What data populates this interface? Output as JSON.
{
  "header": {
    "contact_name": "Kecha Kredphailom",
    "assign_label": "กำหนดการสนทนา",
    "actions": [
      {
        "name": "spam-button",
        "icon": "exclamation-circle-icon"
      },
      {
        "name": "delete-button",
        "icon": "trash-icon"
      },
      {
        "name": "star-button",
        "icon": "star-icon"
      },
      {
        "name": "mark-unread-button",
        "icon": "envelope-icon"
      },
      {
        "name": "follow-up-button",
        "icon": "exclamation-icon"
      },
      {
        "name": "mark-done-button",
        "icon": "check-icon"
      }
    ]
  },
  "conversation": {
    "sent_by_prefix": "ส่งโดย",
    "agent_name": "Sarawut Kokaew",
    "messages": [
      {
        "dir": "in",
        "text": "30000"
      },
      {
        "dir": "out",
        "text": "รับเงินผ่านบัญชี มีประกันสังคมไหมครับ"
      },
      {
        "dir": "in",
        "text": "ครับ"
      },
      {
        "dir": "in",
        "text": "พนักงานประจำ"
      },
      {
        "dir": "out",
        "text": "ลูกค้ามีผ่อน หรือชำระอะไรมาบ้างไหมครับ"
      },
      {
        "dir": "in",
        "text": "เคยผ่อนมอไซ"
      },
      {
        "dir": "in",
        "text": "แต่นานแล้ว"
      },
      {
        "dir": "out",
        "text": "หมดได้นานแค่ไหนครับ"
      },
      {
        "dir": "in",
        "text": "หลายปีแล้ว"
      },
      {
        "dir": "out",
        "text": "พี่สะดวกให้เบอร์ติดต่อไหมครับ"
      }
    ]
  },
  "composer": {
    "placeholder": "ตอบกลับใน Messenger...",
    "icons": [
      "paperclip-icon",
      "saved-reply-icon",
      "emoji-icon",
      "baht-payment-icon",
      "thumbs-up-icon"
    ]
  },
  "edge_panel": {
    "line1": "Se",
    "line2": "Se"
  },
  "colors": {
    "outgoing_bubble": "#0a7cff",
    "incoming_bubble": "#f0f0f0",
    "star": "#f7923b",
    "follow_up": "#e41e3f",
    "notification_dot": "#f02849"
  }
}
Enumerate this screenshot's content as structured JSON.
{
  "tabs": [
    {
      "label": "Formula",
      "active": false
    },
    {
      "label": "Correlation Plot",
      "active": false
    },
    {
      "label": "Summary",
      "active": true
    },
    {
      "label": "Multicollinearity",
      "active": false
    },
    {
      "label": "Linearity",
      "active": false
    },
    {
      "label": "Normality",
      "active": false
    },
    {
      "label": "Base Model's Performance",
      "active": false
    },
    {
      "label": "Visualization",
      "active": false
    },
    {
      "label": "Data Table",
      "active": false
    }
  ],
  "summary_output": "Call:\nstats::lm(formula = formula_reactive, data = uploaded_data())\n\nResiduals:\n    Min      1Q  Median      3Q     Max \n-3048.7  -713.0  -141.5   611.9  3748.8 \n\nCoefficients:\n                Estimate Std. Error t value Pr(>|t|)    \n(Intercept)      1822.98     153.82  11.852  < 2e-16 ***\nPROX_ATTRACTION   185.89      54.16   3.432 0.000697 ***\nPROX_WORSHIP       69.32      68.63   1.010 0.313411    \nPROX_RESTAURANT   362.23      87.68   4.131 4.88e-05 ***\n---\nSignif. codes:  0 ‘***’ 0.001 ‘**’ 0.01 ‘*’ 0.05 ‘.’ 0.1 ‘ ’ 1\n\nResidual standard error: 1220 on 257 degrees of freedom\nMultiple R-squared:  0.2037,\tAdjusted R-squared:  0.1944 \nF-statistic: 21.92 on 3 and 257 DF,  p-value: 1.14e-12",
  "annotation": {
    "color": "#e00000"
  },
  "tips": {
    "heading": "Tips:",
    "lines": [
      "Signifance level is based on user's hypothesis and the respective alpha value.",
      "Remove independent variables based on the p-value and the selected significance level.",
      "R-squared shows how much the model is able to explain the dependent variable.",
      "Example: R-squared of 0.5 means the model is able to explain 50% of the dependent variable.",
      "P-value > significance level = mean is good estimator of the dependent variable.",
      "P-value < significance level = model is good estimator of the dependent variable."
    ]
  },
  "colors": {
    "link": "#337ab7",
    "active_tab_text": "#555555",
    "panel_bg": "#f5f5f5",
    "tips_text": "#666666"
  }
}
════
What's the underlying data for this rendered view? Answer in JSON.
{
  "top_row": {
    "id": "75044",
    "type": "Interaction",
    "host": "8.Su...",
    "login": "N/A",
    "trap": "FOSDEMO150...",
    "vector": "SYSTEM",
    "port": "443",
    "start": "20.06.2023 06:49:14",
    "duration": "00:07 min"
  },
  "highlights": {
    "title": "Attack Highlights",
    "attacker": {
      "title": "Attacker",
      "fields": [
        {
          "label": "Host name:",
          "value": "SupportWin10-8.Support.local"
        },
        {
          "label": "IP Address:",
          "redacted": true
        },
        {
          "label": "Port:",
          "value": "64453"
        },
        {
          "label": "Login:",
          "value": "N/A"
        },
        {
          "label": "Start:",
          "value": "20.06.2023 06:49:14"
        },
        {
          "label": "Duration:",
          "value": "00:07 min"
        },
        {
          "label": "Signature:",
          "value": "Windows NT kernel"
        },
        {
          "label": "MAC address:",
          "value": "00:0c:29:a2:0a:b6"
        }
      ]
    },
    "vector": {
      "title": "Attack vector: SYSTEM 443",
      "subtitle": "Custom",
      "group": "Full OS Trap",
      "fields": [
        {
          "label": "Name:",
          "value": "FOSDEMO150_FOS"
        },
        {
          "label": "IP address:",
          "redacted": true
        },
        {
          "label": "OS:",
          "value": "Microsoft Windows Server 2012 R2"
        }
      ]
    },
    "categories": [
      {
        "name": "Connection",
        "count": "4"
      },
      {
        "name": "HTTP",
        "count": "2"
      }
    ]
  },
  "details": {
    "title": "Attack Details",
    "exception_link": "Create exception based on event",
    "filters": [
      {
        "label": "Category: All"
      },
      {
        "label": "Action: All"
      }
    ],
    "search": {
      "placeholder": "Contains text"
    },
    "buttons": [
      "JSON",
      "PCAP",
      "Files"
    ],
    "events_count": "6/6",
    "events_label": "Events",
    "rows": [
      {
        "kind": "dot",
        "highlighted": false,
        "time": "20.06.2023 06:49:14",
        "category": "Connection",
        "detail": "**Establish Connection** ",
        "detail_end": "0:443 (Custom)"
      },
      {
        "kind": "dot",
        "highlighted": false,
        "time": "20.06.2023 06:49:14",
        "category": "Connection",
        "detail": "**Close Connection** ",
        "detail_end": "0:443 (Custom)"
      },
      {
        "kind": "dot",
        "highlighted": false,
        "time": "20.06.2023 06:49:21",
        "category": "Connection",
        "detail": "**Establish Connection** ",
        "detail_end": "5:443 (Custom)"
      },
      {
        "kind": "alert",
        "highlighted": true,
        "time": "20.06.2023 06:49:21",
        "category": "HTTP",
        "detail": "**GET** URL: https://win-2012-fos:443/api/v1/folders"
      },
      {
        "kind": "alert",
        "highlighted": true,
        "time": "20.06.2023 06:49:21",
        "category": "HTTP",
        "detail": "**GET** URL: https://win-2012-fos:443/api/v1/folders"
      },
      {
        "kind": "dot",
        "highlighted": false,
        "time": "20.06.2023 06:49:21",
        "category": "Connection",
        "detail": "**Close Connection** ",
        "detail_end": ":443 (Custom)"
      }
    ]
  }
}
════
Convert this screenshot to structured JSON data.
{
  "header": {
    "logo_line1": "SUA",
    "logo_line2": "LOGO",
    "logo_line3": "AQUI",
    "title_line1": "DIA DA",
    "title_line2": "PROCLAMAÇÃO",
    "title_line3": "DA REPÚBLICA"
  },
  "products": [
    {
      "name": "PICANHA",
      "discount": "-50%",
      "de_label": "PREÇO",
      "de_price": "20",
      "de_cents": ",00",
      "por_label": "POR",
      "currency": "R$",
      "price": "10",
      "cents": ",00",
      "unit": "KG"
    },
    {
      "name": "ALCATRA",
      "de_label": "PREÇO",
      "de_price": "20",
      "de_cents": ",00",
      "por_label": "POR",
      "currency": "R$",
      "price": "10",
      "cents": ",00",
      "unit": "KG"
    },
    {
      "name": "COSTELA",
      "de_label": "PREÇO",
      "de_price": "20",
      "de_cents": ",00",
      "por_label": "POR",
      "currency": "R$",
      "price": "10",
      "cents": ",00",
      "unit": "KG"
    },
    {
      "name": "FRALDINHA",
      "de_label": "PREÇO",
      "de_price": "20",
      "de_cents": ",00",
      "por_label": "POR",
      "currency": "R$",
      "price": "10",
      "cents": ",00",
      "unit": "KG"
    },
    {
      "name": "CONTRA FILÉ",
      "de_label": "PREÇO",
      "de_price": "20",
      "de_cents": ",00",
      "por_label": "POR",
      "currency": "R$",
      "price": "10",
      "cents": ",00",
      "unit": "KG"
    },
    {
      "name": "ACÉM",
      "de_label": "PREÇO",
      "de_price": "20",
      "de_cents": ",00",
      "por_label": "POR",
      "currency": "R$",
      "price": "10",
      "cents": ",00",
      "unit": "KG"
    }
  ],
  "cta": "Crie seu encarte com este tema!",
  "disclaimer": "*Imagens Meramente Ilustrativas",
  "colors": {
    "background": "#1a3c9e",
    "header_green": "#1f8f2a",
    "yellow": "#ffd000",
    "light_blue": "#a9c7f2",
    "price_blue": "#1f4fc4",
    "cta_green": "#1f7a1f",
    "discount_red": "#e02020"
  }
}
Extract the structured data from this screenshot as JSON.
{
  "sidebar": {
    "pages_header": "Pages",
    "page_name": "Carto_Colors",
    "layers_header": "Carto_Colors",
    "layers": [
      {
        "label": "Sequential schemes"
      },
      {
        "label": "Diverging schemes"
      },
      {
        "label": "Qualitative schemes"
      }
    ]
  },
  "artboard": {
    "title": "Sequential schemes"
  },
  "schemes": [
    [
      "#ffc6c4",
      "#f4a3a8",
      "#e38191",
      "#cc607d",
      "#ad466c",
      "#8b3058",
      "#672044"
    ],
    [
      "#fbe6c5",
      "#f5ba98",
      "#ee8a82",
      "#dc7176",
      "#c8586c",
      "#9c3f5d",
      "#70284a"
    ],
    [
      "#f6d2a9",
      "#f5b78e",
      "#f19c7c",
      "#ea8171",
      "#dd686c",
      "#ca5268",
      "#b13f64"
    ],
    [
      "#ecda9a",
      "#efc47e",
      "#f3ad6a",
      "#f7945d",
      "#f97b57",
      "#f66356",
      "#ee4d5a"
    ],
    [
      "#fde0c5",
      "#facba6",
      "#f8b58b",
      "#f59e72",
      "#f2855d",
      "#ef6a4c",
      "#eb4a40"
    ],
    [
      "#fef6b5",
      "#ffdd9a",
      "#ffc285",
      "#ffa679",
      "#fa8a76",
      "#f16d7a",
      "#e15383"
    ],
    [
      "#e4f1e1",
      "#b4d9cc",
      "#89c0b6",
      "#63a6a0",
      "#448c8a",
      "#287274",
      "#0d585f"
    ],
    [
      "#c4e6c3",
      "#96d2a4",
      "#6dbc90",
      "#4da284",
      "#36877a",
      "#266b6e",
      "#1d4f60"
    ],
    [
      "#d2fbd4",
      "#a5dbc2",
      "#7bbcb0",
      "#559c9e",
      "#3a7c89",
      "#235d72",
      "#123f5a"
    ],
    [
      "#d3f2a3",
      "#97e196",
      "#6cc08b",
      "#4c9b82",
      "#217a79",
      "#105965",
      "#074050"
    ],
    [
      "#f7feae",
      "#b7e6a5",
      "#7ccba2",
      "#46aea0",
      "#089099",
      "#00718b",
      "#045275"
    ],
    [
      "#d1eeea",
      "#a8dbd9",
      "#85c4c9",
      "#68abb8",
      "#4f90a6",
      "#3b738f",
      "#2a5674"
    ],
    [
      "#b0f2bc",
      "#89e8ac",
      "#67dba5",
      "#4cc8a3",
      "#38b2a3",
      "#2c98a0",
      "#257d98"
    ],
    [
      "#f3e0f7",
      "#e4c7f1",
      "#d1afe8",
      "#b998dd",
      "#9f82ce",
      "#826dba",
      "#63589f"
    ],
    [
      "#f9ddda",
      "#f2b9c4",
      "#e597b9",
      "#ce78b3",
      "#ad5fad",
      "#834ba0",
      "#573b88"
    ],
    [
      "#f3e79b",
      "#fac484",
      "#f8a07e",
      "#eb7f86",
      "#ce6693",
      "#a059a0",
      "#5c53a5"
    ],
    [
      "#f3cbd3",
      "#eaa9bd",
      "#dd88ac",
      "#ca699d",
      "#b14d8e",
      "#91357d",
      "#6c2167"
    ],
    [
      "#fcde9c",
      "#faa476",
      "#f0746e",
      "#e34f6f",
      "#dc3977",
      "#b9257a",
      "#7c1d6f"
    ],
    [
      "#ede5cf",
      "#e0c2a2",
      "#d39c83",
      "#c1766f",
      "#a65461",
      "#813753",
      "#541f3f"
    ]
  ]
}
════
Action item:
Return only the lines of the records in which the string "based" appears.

Completed exercise:
      "Signifance level is based on user's hypothesis and the respective alpha value.",
      "Remove independent variables based on the p-value and the selected significance level.",
    "exception_link": "Create exception based on event",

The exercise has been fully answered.